▸ WHAT IS BEING ASKED:
Check every line of the data and copy the ones where "smoking" appears.

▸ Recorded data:
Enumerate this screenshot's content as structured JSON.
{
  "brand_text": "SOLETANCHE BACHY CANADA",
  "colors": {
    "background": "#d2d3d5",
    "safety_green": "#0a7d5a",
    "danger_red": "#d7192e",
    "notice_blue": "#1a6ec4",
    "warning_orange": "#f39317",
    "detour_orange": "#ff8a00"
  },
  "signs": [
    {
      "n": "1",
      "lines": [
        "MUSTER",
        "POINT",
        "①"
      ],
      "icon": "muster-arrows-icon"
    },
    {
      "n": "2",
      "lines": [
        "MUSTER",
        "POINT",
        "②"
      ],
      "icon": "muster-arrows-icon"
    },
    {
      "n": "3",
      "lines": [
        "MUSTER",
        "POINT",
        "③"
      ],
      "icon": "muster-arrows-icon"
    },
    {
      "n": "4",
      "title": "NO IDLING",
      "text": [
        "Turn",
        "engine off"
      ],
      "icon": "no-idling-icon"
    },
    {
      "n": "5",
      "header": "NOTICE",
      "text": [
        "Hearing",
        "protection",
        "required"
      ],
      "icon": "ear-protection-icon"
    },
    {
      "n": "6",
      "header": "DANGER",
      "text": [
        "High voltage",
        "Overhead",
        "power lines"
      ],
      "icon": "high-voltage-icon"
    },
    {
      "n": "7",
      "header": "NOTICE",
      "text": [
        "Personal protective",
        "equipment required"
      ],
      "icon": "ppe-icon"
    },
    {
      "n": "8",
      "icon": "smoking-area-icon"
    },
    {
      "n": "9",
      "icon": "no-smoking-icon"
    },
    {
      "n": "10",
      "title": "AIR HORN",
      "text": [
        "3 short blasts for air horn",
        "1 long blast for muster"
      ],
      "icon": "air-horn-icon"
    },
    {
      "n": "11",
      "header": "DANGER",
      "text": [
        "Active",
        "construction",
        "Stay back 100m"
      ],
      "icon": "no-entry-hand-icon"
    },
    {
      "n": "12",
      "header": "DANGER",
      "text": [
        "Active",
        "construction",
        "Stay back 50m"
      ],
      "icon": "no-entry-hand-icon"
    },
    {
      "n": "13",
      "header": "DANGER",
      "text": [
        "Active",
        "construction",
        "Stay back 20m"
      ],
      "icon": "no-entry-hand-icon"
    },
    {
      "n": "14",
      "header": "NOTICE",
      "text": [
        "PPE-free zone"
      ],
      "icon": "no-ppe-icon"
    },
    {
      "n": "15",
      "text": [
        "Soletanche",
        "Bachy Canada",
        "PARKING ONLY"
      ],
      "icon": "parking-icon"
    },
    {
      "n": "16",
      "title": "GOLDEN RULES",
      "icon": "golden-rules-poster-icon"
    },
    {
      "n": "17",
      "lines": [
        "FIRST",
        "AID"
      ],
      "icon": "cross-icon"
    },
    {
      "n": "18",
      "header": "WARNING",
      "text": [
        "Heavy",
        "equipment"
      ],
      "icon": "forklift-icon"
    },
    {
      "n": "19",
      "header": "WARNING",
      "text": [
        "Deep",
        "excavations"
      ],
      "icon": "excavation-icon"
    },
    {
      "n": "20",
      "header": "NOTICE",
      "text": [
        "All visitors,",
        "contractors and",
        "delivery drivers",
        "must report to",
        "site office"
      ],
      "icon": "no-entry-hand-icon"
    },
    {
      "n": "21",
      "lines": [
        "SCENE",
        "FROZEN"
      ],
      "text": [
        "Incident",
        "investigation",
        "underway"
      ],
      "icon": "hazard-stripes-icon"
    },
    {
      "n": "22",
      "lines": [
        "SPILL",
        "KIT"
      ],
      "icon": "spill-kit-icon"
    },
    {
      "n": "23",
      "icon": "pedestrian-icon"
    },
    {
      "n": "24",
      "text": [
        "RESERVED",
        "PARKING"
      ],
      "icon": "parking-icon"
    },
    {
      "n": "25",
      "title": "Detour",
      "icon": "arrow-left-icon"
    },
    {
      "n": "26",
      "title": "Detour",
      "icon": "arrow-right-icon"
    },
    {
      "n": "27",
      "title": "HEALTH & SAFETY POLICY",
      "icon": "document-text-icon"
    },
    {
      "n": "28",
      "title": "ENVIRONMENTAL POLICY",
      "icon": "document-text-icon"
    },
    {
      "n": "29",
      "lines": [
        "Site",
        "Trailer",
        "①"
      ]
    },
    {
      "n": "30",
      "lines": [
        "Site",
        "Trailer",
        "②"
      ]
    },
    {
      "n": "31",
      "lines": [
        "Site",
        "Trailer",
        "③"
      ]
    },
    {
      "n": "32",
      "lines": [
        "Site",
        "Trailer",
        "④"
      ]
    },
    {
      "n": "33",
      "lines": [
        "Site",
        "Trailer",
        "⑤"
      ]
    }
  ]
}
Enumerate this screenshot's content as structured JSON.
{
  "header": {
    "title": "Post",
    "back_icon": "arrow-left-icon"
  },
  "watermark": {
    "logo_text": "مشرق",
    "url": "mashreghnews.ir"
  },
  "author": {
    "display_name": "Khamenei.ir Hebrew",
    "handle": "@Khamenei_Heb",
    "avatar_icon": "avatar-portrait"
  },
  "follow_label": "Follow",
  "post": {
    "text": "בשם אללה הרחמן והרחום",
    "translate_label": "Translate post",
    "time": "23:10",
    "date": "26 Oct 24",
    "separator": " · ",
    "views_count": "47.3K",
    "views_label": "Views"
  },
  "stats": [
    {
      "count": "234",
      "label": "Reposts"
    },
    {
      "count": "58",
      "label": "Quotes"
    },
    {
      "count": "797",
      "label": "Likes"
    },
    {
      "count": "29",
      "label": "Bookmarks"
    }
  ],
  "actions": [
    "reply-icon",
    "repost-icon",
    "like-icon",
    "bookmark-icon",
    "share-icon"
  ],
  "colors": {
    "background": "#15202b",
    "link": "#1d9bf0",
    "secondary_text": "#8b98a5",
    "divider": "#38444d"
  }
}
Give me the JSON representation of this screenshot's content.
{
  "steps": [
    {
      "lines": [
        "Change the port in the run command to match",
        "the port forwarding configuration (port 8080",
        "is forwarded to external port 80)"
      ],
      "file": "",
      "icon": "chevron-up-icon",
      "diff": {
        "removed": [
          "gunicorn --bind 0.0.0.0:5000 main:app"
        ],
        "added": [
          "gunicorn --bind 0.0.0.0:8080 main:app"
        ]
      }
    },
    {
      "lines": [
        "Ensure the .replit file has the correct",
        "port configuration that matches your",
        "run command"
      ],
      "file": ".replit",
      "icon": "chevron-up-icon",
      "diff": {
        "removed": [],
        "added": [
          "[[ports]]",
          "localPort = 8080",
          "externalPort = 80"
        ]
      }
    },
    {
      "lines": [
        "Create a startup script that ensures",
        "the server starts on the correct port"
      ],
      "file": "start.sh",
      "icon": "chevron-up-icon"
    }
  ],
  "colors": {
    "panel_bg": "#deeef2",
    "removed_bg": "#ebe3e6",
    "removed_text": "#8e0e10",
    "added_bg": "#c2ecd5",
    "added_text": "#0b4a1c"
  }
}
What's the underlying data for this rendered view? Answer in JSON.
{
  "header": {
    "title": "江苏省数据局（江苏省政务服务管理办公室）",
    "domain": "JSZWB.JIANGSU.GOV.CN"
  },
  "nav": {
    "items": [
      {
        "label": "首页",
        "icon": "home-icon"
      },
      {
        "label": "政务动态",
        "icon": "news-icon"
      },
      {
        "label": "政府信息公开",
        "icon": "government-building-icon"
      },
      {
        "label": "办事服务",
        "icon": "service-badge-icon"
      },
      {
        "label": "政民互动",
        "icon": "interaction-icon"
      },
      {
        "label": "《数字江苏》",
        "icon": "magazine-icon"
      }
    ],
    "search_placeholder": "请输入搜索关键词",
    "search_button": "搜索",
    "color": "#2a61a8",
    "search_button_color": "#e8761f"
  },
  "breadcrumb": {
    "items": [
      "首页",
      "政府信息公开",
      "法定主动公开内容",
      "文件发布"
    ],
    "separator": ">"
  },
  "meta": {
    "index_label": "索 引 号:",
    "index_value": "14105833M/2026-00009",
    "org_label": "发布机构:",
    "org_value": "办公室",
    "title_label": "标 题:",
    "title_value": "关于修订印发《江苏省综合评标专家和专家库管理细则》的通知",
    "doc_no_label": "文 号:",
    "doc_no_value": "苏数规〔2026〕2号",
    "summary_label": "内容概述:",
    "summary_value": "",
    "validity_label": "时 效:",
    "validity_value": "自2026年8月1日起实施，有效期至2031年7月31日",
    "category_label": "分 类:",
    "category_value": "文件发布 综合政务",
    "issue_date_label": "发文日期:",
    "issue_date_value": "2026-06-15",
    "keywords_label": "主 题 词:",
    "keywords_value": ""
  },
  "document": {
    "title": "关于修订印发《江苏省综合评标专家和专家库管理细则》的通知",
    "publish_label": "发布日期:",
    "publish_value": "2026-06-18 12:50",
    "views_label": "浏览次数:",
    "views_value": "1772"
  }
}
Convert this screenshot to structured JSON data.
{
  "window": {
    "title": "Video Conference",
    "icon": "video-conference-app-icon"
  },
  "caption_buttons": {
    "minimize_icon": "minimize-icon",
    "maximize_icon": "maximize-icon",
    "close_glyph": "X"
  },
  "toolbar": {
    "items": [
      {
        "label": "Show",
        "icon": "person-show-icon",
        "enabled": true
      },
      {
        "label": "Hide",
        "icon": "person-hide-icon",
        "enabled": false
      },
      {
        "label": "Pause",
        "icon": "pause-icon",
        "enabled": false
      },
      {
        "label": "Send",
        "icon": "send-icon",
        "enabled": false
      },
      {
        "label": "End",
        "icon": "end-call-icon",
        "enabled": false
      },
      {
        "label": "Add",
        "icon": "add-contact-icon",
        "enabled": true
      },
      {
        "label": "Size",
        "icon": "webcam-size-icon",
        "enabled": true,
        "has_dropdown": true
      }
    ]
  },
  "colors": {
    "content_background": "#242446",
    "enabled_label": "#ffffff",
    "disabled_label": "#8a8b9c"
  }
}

▸ ANSWER TO THIS PROBLEM:
      "icon": "smoking-area-icon"
      "icon": "no-smoking-icon"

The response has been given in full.